Well, by this time I was fairly amused by all this, so I said, alright I will, if people don’t mind waiting, it’ll take quite a while. And I went across to the ICA office, which was on the other side of Dover Street, in another building, and I sat down with a typewriter and I literally translated the thing word for word, which meant it didn’t make any sense. After about four hours I came back across the road – meanwhile this audience was waiting, believe it or not – and I turned up with this text and I said, well, it’s not English but it’s maybe what you want, and I’m not going to do it again. So Debord took one look at it and said, “C’est parfait!” whereupon he handed it to Wyckaert. Now Wyckaert is a Flemish speaker and he can’t, well I’m told he can speak English now, but he certainly couldn’t in those days. And he got up on the platform and he read the whole thing phonetically in Flemish pronunciation. So no one could understand what was going on at all.
The one piece that was fairly clear in it was Wyckaert saying towards the beginning, “Situationism does not exist”, that was about all one could follow. The other thing was everyone kept applauding very loudly, at completely inappropriate moments, when everybody felt like it. There were two rows of Situationists and Guy Atkins and myself, and one or two friends. Then one row in front of us, in fact it was the person sitting in front of Debord, got up and made some slightly cynical comment, saying this was all very interesting but he hadn’t understood a word of it and would someone please explain what “Situationism” was. And Debord heard this word “Situationism”, he latched onto “ism” and he got up and said, “If you’re only going to ask cuntish questions we’re leaving the room. Whereupon we all walked back to the pub downstairs.” *

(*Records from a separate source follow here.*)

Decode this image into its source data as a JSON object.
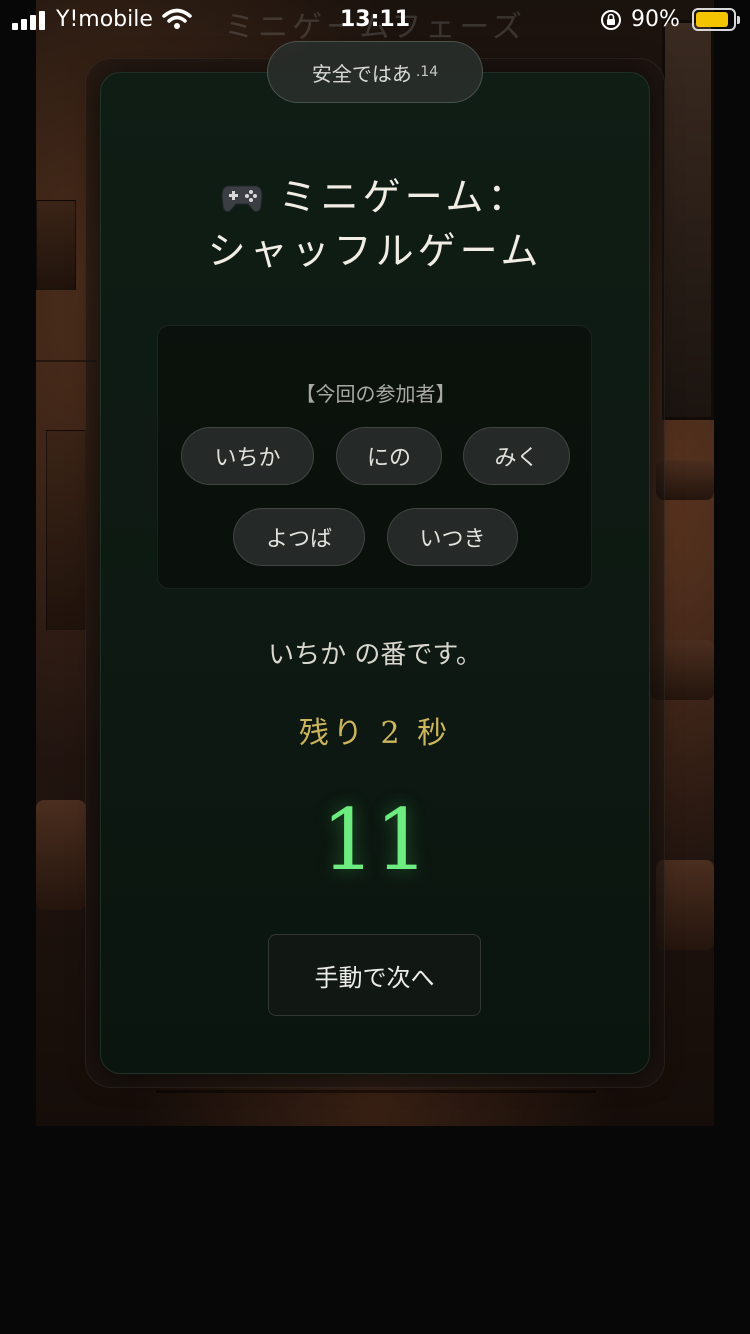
{
  "status_bar": {
    "carrier": "Y!mobile",
    "time": "13:11",
    "battery_percent": "90%",
    "battery_level": 0.9,
    "page_title_ghost": "ミニゲームフェーズ"
  },
  "url_pill": {
    "text": "安全ではあ",
    "suffix": ".14"
  },
  "game": {
    "title_line1": "ミニゲーム：",
    "title_line2": "シャッフルゲーム",
    "participants_label": "【今回の参加者】",
    "participants": [
      "いちか",
      "にの",
      "みく",
      "よつば",
      "いつき"
    ],
    "turn_text": "いちか の番です。",
    "remaining_text": "残り 2 秒",
    "big_number": "11",
    "next_button_label": "手動で次へ"
  },
  "colors": {
    "accent_green": "#6dec80",
    "accent_gold": "#cdb55b",
    "card_bg": "#0f1d15",
    "battery_fill": "#f5c400"
  }
}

H and W:
* paragraphs marked * from Interview with Tom Vague, first published in Vague #22